Recorded data
..............................
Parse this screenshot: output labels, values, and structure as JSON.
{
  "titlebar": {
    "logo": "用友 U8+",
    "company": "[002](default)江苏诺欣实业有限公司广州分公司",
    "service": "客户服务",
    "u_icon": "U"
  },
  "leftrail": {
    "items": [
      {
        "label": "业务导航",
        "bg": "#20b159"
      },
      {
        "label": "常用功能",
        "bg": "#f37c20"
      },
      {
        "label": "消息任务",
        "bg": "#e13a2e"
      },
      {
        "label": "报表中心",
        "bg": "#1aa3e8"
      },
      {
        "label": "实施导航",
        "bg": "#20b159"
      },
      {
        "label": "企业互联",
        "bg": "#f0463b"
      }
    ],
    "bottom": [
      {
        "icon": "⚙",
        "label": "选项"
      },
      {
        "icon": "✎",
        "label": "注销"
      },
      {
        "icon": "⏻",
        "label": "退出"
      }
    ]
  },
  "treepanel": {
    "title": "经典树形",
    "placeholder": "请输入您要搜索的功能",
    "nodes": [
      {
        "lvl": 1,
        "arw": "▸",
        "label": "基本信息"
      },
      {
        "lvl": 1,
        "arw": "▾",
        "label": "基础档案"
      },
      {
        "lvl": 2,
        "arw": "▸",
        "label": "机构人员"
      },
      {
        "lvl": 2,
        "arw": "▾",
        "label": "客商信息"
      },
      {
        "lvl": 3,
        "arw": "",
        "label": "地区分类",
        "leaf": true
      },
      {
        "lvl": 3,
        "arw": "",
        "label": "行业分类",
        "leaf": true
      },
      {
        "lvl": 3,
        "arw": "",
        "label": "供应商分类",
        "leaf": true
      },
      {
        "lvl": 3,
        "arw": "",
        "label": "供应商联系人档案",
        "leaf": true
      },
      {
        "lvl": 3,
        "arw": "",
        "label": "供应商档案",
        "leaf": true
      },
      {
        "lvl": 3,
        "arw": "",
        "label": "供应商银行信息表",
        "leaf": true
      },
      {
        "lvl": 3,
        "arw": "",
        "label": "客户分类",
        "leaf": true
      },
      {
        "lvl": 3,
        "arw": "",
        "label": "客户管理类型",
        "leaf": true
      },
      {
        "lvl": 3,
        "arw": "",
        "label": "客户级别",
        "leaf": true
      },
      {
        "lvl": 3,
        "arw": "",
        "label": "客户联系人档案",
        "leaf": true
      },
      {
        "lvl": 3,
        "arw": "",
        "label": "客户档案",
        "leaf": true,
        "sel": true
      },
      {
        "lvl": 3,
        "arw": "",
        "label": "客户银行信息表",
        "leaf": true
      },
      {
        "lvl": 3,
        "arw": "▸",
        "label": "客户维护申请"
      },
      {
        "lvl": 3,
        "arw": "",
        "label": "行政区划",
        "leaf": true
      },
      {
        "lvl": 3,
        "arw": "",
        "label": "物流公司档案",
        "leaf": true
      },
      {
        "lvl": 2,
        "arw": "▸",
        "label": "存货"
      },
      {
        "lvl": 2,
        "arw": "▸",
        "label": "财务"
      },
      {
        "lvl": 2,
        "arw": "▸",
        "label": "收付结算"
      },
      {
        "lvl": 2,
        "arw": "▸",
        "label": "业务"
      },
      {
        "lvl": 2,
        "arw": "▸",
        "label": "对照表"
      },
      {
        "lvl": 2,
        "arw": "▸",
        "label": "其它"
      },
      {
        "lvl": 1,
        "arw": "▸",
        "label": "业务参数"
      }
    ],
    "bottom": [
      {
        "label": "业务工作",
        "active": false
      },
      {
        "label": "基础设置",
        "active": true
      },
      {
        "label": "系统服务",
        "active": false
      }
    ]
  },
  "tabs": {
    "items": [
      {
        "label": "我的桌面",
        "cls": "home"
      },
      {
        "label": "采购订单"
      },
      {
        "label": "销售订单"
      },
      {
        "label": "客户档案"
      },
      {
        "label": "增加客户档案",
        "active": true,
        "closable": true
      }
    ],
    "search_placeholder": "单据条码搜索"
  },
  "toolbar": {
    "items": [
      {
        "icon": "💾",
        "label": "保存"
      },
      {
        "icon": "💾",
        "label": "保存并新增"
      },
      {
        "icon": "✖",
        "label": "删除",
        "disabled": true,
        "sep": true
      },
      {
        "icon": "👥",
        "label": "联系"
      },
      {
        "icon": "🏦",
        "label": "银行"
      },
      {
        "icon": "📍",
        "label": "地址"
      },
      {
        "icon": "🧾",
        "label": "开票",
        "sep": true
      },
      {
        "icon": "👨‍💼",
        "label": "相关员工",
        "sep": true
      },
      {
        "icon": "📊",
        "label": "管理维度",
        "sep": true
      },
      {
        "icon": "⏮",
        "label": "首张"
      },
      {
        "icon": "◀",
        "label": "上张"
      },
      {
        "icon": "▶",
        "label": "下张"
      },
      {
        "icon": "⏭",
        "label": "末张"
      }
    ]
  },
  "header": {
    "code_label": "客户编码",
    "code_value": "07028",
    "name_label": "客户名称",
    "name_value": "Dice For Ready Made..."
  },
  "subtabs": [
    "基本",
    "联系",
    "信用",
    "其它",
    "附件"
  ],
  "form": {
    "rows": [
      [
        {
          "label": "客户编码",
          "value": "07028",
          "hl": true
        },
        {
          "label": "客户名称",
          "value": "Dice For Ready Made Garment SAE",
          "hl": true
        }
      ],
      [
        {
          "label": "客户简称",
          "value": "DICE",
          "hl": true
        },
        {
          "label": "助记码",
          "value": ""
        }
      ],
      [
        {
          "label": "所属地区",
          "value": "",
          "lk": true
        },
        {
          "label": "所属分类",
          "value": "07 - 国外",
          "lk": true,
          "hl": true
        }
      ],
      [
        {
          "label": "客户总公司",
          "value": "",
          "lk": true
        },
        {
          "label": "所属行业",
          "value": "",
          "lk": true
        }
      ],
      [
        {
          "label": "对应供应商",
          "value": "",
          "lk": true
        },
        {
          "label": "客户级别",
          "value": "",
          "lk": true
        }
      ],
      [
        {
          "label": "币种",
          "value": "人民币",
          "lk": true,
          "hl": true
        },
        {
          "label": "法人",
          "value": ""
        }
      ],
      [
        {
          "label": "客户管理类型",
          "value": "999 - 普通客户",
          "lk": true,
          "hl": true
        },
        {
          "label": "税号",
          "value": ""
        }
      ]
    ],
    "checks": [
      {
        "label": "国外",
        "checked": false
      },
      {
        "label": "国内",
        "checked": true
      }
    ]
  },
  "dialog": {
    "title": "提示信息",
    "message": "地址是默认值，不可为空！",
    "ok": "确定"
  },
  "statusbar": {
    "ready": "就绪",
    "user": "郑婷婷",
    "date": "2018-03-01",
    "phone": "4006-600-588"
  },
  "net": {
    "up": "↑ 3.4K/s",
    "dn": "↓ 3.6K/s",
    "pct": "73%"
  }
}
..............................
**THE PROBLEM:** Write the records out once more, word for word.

**TASK SOLUTION:**
Parse this screenshot: output labels, values, and structure as JSON.
{
  "titlebar": {
    "logo": "用友 U8+",
    "company": "[002](default)江苏诺欣实业有限公司广州分公司",
    "service": "客户服务",
    "u_icon": "U"
  },
  "leftrail": {
    "items": [
      {
        "label": "业务导航",
        "bg": "#20b159"
      },
      {
        "label": "常用功能",
        "bg": "#f37c20"
      },
      {
        "label": "消息任务",
        "bg": "#e13a2e"
      },
      {
        "label": "报表中心",
        "bg": "#1aa3e8"
      },
      {
        "label": "实施导航",
        "bg": "#20b159"
      },
      {
        "label": "企业互联",
        "bg": "#f0463b"
      }
    ],
    "bottom": [
      {
        "icon": "⚙",
        "label": "选项"
      },
      {
        "icon": "✎",
        "label": "注销"
      },
      {
        "icon": "⏻",
        "label": "退出"
      }
    ]
  },
  "treepanel": {
    "title": "经典树形",
    "placeholder": "请输入您要搜索的功能",
    "nodes": [
      {
        "lvl": 1,
        "arw": "▸",
        "label": "基本信息"
      },
      {
        "lvl": 1,
        "arw": "▾",
        "label": "基础档案"
      },
      {
        "lvl": 2,
        "arw": "▸",
        "label": "机构人员"
      },
      {
        "lvl": 2,
        "arw": "▾",
        "label": "客商信息"
      },
      {
        "lvl": 3,
        "arw": "",
        "label": "地区分类",
        "leaf": true
      },
      {
        "lvl": 3,
        "arw": "",
        "label": "行业分类",
        "leaf": true
      },
      {
        "lvl": 3,
        "arw": "",
        "label": "供应商分类",
        "leaf": true
      },
      {
        "lvl": 3,
        "arw": "",
        "label": "供应商联系人档案",
        "leaf": true
      },
      {
        "lvl": 3,
        "arw": "",
        "label": "供应商档案",
        "leaf": true
      },
      {
        "lvl": 3,
        "arw": "",
        "label": "供应商银行信息表",
        "leaf": true
      },
      {
        "lvl": 3,
        "arw": "",
        "label": "客户分类",
        "leaf": true
      },
      {
        "lvl": 3,
        "arw": "",
        "label": "客户管理类型",
        "leaf": true
      },
      {
        "lvl": 3,
        "arw": "",
        "label": "客户级别",
        "leaf": true
      },
      {
        "lvl": 3,
        "arw": "",
        "label": "客户联系人档案",
        "leaf": true
      },
      {
        "lvl": 3,
        "arw": "",
        "label": "客户档案",
        "leaf": true,
        "sel": true
      },
      {
        "lvl": 3,
        "arw": "",
        "label": "客户银行信息表",
        "leaf": true
      },
      {
        "lvl": 3,
        "arw": "▸",
        "label": "客户维护申请"
      },
      {
        "lvl": 3,
        "arw": "",
        "label": "行政区划",
        "leaf": true
      },
      {
        "lvl": 3,
        "arw": "",
        "label": "物流公司档案",
        "leaf": true
      },
      {
        "lvl": 2,
        "arw": "▸",
        "label": "存货"
      },
      {
        "lvl": 2,
        "arw": "▸",
        "label": "财务"
      },
      {
        "lvl": 2,
        "arw": "▸",
        "label": "收付结算"
      },
      {
        "lvl": 2,
        "arw": "▸",
        "label": "业务"
      },
      {
        "lvl": 2,
        "arw": "▸",
        "label": "对照表"
      },
      {
        "lvl": 2,
        "arw": "▸",
        "label": "其它"
      },
      {
        "lvl": 1,
        "arw": "▸",
        "label": "业务参数"
      }
    ],
    "bottom": [
      {
        "label": "业务工作",
        "active": false
      },
      {
        "label": "基础设置",
        "active": true
      },
      {
        "label": "系统服务",
        "active": false
      }
    ]
  },
  "tabs": {
    "items": [
      {
        "label": "我的桌面",
        "cls": "home"
      },
      {
        "label": "采购订单"
      },
      {
        "label": "销售订单"
      },
      {
        "label": "客户档案"
      },
      {
        "label": "增加客户档案",
        "active": true,
        "closable": true
      }
    ],
    "search_placeholder": "单据条码搜索"
  },
  "toolbar": {
    "items": [
      {
        "icon": "💾",
        "label": "保存"
      },
      {
        "icon": "💾",
        "label": "保存并新增"
      },
      {
        "icon": "✖",
        "label": "删除",
        "disabled": true,
        "sep": true
      },
      {
        "icon": "👥",
        "label": "联系"
      },
      {
        "icon": "🏦",
        "label": "银行"
      },
      {
        "icon": "📍",
        "label": "地址"
      },
      {
        "icon": "🧾",
        "label": "开票",
        "sep": true
      },
      {
        "icon": "👨‍💼",
        "label": "相关员工",
        "sep": true
      },
      {
        "icon": "📊",
        "label": "管理维度",
        "sep": true
      },
      {
        "icon": "⏮",
        "label": "首张"
      },
      {
        "icon": "◀",
        "label": "上张"
      },
      {
        "icon": "▶",
        "label": "下张"
      },
      {
        "icon": "⏭",
        "label": "末张"
      }
    ]
  },
  "header": {
    "code_label": "客户编码",
    "code_value": "07028",
    "name_label": "客户名称",
    "name_value": "Dice For Ready Made..."
  },
  "subtabs": [
    "基本",
    "联系",
    "信用",
    "其它",
    "附件"
  ],
  "form": {
    "rows": [
      [
        {
          "label": "客户编码",
          "value": "07028",
          "hl": true
        },
        {
          "label": "客户名称",
          "value": "Dice For Ready Made Garment SAE",
          "hl": true
        }
      ],
      [
        {
          "label": "客户简称",
          "value": "DICE",
          "hl": true
        },
        {
          "label": "助记码",
          "value": ""
        }
      ],
      [
        {
          "label": "所属地区",
          "value": "",
          "lk": true
        },
        {
          "label": "所属分类",
          "value": "07 - 国外",
          "lk": true,
          "hl": true
        }
      ],
      [
        {
          "label": "客户总公司",
          "value": "",
          "lk": true
        },
        {
          "label": "所属行业",
          "value": "",
          "lk": true
        }
      ],
      [
        {
          "label": "对应供应商",
          "value": "",
          "lk": true
        },
        {
          "label": "客户级别",
          "value": "",
          "lk": true
        }
      ],
      [
        {
          "label": "币种",
          "value": "人民币",
          "lk": true,
          "hl": true
        },
        {
          "label": "法人",
          "value": ""
        }
      ],
      [
        {
          "label": "客户管理类型",
          "value": "999 - 普通客户",
          "lk": true,
          "hl": true
        },
        {
          "label": "税号",
          "value": ""
        }
      ]
    ],
    "checks": [
      {
        "label": "国外",
        "checked": false
      },
      {
        "label": "国内",
        "checked": true
      }
    ]
  },
  "dialog": {
    "title": "提示信息",
    "message": "地址是默认值，不可为空！",
    "ok": "确定"
  },
  "statusbar": {
    "ready": "就绪",
    "user": "郑婷婷",
    "date": "2018-03-01",
    "phone": "4006-600-588"
  },
  "net": {
    "up": "↑ 3.4K/s",
    "dn": "↓ 3.6K/s",
    "pct": "73%"
  }
}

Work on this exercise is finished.